Scams are made almost every single day. Whether they are telemarketers attempting to get your credit card information, or door-to-door salesmen attempting to sell you a random toy or product, every single one is looking to take your money for something that is not exactly what it seems.
These scams, throughout the years, have become more devious and nefarious, and have come to infiltrate almost any industry or business that you can think of. One of the larger industries that is currently the target of scams almost out in the open are the auto dealerships and automobile industry. These industries carry large amounts of money, and are prime for the picking for those looking to run a scam and make some money.
A very popular scam that is both knowingly and unknowingly run is the auto dealer yo-yo delivery scam, or the spot delivery scam. This scam, whether intentional or not, preys on your feelings and emotions as a buyer, and can easily suck you into a never ending loop of danger and payments. Here is what to expect, and how to avoid, a spot delivery scam.

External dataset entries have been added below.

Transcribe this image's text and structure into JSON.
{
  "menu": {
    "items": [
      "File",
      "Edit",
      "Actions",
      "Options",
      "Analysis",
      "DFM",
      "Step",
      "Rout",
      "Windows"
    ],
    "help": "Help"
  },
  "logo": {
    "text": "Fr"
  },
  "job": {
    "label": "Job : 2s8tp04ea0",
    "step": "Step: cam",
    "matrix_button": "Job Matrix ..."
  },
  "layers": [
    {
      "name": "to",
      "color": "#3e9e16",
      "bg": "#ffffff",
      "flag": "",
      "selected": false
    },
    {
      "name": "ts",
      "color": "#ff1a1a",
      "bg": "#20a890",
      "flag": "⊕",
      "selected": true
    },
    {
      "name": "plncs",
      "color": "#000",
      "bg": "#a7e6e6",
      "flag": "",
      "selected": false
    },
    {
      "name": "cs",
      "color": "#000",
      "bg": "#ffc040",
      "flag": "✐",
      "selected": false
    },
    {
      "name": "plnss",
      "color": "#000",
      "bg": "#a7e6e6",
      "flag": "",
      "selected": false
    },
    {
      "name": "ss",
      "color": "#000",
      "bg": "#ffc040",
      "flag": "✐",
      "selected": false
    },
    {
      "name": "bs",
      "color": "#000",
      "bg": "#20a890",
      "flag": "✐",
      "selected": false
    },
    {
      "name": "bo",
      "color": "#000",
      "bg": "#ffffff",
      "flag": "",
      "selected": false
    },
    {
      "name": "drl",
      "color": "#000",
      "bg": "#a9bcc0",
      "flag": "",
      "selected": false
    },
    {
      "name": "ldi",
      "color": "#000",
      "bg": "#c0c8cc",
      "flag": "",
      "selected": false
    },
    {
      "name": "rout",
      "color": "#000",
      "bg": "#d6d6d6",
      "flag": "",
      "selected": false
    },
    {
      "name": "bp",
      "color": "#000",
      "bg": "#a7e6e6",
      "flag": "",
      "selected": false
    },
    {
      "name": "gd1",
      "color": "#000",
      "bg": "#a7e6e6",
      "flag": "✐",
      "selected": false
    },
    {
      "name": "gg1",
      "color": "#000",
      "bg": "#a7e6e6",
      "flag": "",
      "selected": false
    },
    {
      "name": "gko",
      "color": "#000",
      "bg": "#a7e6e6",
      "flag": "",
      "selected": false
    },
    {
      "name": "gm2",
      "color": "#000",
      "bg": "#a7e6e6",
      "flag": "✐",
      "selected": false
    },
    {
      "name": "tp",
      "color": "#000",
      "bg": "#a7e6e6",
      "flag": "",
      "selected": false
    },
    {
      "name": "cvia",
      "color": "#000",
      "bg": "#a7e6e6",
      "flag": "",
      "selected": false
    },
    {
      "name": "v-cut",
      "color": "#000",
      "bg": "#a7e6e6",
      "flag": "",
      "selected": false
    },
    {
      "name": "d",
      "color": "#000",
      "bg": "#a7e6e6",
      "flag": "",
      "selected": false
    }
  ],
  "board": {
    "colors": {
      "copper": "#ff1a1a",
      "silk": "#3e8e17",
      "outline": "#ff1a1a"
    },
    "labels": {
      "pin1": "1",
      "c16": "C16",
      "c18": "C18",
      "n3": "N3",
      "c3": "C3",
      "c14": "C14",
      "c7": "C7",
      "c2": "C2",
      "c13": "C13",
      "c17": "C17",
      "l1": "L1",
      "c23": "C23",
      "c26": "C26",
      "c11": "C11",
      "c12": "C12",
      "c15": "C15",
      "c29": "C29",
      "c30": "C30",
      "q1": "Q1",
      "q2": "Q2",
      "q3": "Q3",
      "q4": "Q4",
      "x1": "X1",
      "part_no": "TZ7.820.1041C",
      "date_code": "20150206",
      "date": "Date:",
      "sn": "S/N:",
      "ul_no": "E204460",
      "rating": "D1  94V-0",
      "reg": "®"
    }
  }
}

What is a spot delivery?
A spot delivery deal is when you, as a consumer and customer, are attempting to purchase a vehicle from a dealership or auto retailer. If you are to attempt to get financial help through a bank, the dealership will usually be able to contact the bank in question and work with them to get you a proper interest rate, payment plan, and length of payment periods.
In cases where the bank may be closed after a certain period, such as in the late evenings, the dealership may make a spot delivery. This is when a dealership, attempting to get a sale on their record, will make an agreement of sale to you without fully consulting the bank, and instead assuming or generalizing the amounts needed for the financial help.
Why is the scam?
A scam, by definition, is a plot or scheme used to either swindle or take money from people or possible targets through unscrupulous means. These can range from simple card tricks, such as magician hustles, to large-scale operations and parties working together to sell misplaced products, or look to increase their profits through misinforming others.
In terms of the spot delivery scam, however, the scam is much more subtle. Using both modern loopholes and current automobile sales stores, these scams are able to swindle you out of your hard-earned money through tricky and often confusing financial schemes.
When it comes to spot deliveries, there are inherent flaws that are not generally readily available for you to know about. In the cases of spot deliveries, although you may assume that the contract and deal is final, it is in fact still open. In these such agreements, the signed paperwork is still open for renegotiation of the financial terms of the financial aid. However, the dealerships will generally not let you know that it is still open.
Instead, these businesses will allow you to drive off with the vehicle, thinking that you are now the proud owner of a new and modern vehicle. Then, a few weeks down the line, they will call you, stating that there has been some issues with your financial statements, and that you need to renegotiate the terms of the agreement. This is where the danger lies.
Why is it so dangerous?
The danger lies where the dealership will attempt to raise the price of the interest rate, as well as how much money you plan to put down. In this way, they hope to have already secured your potential interest as a buyer and take you off the market, all why increasing how much they make from the deal.
What is so dangerous about this is that the scam not only plays on your financial situation, but on your emotions as well. Leaving you to drive the vehicle around for a few weeks ensures that you have shown the vehicle off at least a little bit. If you have shown it to your friends, family, or significant other, it can be quite embarrassing to have to explain to them that the vehicle had to be returned due to a failure of acquiring financial aid from the bank.
In these instances, the scammers know that this will occur, and will always try to push this angle. Preying on emotions is something many scammers are taught to do, as those are the easiest to manipulate into getting a better deal and payout for themselves.
Not always a scam
Now, having learned of a spot delivery scam, it is important that you know that not all dealerships are looking to work this angle. In some cases, it can be just a simple mistake by an agent that was genuinely attempting to get you a good deal and misinterpreted the potential financial outcome. It can also be a simple overlook by the financial manager who made a bad call on your statements.
In these cases, it is important to understand that, no matter what, it is not fun to be caught in these situations no matter if it was a scam or not. As such, it is advised that you speak with an experienced financial advisor to establish a proper way to take care of these recent discoveries to your financial plan on the vehicle.